* _Task_:
Within the data below, how many lines contain "Barva"? Reply with the number only.

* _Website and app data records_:
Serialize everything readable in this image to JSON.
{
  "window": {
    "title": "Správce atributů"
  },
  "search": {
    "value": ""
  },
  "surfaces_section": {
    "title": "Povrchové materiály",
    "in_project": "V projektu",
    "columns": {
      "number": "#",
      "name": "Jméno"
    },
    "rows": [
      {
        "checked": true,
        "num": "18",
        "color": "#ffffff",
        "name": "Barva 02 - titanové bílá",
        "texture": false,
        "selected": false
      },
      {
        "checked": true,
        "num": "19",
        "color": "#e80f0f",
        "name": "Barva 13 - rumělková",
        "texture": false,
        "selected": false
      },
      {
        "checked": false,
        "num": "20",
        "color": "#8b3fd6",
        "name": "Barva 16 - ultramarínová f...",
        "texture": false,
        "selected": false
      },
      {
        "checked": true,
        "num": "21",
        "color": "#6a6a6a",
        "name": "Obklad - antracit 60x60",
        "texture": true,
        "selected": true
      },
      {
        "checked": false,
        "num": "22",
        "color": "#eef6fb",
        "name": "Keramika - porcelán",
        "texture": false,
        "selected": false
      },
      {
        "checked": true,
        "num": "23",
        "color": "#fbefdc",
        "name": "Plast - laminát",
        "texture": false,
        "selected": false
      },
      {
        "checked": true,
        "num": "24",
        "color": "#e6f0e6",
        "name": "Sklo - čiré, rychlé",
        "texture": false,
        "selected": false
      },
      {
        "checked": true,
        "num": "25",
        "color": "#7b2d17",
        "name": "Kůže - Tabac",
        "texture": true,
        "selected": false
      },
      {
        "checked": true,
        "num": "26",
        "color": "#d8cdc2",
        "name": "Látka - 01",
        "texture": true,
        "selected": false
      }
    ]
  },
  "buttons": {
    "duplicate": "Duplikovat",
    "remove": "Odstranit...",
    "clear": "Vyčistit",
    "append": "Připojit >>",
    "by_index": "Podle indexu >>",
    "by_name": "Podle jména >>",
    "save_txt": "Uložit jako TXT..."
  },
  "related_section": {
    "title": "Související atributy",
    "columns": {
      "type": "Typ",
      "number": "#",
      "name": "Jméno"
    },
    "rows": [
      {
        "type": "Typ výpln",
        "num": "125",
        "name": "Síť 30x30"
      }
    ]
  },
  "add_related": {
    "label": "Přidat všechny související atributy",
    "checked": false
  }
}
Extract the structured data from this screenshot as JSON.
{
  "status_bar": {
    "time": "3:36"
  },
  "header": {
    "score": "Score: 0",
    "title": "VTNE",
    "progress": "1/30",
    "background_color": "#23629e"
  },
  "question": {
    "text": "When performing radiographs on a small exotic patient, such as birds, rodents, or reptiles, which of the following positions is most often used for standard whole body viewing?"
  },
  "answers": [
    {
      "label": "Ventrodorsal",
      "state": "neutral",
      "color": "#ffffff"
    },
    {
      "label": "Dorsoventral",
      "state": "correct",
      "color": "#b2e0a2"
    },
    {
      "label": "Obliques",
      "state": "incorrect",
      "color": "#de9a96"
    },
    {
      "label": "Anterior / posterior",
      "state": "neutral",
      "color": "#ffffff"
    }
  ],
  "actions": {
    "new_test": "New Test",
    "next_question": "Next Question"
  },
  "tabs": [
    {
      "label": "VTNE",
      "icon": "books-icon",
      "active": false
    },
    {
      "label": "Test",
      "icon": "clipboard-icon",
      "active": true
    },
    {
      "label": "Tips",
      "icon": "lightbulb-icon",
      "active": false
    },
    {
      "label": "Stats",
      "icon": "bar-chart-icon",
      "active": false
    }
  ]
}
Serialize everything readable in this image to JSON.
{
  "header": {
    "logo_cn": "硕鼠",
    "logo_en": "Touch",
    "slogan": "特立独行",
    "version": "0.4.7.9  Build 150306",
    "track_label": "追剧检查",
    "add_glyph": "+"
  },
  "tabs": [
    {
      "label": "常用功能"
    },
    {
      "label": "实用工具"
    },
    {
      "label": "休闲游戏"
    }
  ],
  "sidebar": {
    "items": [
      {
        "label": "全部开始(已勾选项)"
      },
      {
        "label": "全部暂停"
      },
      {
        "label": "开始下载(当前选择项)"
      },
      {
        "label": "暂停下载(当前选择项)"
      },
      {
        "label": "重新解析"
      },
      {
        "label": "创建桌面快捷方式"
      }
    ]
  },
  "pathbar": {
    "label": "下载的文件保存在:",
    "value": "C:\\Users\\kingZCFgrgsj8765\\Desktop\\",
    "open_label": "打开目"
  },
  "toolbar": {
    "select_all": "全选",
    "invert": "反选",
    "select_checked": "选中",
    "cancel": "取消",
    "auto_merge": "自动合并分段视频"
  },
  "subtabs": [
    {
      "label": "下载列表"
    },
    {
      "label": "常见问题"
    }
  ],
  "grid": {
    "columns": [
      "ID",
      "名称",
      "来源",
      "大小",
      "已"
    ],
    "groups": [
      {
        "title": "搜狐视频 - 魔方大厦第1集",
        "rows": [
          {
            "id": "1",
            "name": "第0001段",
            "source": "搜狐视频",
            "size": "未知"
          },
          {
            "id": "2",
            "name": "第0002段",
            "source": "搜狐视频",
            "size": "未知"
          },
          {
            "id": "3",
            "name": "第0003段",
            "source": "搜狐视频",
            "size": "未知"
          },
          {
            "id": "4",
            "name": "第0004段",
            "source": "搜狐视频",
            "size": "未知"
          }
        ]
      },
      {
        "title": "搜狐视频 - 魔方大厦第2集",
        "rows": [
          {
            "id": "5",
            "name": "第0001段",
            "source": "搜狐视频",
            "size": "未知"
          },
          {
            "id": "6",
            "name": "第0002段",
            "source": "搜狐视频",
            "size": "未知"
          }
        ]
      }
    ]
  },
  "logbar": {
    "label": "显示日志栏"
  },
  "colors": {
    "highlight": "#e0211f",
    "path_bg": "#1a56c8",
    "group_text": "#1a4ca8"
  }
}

* _Response for this exercise_:
3